--- What you need to do ---
In the entries below, find each line bearing the string "JSON" and copy it.

Interface dataset entries:
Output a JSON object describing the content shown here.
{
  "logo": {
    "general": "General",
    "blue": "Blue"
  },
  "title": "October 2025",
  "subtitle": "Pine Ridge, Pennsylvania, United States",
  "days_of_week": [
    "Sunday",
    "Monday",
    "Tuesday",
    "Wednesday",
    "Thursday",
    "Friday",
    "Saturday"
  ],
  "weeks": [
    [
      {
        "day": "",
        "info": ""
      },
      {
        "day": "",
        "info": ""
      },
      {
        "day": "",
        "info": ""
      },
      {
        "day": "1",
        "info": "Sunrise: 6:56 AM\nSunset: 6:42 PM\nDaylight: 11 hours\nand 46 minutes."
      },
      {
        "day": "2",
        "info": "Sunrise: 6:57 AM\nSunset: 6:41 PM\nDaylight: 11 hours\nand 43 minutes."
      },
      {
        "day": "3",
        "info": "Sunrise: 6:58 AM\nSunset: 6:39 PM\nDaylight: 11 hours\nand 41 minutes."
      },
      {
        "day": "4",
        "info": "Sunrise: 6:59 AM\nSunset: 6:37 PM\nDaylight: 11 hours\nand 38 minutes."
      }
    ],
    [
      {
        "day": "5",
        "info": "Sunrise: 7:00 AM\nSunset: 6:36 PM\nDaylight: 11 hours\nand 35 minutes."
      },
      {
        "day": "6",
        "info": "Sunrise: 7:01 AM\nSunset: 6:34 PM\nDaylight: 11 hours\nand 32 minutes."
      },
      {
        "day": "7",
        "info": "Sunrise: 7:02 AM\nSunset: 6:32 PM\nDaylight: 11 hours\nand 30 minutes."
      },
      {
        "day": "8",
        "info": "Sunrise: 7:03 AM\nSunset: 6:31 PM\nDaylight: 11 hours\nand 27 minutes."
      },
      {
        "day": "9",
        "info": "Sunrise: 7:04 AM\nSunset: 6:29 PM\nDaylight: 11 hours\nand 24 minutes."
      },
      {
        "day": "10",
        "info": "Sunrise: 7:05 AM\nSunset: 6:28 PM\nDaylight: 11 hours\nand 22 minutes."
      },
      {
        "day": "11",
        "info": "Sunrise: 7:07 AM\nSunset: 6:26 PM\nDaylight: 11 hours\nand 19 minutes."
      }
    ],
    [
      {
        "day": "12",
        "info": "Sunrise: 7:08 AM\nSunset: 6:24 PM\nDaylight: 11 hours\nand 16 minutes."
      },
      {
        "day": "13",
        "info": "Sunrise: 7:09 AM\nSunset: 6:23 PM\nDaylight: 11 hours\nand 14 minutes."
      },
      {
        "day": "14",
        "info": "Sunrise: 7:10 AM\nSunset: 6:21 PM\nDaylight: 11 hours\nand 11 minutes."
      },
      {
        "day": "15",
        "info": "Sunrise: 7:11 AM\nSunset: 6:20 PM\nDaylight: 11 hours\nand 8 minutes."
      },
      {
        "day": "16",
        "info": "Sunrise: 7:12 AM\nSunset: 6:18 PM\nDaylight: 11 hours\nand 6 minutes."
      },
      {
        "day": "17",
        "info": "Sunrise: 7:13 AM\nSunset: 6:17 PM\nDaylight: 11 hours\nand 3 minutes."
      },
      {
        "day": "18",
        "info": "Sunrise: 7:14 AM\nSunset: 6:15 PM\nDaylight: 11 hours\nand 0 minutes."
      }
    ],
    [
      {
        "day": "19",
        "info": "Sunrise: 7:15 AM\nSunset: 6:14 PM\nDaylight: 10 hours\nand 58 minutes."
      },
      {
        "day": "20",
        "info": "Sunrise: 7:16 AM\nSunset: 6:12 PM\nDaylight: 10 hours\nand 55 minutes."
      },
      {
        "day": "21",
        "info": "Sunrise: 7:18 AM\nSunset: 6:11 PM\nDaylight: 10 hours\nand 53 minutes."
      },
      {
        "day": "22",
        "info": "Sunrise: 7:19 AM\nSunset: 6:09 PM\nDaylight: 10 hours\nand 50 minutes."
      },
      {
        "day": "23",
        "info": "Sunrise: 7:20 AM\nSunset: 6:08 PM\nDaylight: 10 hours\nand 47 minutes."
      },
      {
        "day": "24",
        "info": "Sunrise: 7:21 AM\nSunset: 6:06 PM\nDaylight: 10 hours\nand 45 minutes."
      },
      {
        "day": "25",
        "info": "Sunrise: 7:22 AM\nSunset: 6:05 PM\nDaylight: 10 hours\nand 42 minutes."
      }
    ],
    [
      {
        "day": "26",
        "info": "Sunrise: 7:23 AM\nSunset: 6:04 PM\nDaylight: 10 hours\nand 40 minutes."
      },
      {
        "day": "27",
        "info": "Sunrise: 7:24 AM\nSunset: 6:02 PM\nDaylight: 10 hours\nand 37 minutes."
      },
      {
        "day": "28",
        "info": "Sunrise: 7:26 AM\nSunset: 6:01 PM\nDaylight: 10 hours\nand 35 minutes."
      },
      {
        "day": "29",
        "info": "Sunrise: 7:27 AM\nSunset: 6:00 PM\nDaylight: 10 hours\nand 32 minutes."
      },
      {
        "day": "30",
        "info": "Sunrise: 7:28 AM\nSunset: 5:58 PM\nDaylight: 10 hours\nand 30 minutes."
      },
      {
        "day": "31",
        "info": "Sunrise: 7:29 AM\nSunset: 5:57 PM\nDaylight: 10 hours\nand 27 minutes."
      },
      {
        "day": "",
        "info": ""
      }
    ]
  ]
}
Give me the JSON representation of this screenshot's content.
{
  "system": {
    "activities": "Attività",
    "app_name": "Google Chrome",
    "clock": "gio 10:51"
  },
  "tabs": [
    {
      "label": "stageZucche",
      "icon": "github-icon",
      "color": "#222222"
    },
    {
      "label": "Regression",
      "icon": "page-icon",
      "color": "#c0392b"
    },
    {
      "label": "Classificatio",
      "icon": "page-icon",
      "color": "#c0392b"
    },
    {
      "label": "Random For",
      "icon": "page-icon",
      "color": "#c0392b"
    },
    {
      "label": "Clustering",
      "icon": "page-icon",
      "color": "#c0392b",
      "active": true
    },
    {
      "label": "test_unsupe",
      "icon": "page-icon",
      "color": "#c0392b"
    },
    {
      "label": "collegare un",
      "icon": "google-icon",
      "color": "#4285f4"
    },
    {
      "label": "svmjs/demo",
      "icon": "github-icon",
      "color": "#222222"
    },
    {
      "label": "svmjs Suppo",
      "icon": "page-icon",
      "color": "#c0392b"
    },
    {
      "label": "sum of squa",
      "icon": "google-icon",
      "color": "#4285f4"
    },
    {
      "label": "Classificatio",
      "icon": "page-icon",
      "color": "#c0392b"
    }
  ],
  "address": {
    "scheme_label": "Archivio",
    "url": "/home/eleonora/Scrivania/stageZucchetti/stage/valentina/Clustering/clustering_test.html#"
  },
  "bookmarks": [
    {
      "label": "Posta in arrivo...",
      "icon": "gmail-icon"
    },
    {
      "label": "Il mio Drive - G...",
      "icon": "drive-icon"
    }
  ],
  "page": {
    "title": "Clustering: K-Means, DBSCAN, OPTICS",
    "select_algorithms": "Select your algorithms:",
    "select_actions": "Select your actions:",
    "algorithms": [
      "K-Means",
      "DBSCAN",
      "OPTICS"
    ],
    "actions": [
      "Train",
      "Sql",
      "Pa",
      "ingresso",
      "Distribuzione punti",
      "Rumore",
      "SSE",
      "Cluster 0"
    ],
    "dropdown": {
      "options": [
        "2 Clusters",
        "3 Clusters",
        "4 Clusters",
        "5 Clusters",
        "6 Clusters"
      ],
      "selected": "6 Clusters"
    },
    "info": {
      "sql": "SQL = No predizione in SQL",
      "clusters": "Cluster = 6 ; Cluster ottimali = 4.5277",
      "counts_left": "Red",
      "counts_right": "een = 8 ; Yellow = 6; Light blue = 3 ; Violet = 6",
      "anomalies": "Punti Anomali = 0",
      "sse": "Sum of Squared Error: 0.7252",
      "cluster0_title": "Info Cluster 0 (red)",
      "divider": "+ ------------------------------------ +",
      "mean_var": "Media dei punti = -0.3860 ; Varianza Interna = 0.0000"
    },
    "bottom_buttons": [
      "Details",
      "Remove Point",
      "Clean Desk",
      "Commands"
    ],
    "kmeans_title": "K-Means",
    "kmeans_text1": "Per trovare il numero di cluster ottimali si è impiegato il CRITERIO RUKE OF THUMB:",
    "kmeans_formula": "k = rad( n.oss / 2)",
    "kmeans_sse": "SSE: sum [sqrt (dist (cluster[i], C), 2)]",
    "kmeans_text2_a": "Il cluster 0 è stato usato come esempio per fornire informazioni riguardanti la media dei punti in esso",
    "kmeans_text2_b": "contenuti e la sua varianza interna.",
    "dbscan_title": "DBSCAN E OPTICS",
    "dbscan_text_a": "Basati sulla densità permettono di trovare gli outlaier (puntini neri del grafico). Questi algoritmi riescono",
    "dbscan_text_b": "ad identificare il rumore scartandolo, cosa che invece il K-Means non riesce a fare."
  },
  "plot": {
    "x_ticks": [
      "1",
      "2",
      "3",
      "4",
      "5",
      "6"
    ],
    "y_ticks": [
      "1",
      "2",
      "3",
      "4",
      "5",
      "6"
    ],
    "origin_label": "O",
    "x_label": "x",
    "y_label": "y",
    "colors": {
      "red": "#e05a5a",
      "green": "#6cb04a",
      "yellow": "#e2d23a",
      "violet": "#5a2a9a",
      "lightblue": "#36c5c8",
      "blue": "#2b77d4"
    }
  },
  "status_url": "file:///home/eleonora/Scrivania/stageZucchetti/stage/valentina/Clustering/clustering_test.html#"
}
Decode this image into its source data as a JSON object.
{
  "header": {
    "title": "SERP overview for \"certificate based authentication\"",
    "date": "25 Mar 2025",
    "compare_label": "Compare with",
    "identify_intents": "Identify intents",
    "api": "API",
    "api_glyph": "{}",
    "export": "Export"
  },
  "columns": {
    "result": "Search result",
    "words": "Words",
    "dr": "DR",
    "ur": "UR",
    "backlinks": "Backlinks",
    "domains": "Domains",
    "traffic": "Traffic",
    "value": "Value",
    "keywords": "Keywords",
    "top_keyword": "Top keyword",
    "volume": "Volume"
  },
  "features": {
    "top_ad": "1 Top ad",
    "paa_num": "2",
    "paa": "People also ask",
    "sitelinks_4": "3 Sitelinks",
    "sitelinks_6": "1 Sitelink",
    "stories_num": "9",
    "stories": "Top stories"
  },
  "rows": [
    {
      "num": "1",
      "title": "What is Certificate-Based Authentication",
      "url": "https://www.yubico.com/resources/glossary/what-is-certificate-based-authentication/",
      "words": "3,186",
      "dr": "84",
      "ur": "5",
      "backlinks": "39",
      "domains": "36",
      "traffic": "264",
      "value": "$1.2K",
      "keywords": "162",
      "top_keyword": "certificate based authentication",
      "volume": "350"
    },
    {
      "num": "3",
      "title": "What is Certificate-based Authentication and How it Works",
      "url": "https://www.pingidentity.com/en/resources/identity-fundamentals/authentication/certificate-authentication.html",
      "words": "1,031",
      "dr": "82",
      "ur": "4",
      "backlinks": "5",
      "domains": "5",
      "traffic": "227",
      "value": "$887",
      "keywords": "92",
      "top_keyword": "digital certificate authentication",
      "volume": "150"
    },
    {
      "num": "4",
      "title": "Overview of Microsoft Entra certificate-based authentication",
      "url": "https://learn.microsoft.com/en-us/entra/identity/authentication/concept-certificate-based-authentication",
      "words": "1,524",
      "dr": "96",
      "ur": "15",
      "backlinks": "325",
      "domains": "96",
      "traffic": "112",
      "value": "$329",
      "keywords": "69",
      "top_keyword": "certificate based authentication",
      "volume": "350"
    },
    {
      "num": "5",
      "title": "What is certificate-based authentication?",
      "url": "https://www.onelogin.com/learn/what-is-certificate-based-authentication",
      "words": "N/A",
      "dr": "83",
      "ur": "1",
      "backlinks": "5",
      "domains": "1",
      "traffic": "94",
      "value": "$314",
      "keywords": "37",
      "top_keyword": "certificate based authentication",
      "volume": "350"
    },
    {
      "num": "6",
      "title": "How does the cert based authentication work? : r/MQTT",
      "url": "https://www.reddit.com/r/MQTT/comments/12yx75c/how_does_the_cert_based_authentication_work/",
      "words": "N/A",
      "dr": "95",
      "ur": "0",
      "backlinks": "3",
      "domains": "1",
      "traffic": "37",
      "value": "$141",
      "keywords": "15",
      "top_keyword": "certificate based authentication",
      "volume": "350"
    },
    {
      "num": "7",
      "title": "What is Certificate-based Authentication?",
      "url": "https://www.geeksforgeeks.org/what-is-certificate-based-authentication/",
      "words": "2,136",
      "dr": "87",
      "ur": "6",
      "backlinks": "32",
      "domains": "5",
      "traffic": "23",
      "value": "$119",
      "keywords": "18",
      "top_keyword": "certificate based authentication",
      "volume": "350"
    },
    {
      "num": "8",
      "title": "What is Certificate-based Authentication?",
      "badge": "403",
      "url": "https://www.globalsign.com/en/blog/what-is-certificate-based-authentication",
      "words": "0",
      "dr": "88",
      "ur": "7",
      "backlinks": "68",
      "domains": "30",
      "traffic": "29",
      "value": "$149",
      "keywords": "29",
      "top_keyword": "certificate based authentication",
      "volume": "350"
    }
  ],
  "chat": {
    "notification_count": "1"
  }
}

--- Problem solution ---
Output a JSON object describing the content shown here.
Give me the JSON representation of this screenshot's content.
Decode this image into its source data as a JSON object.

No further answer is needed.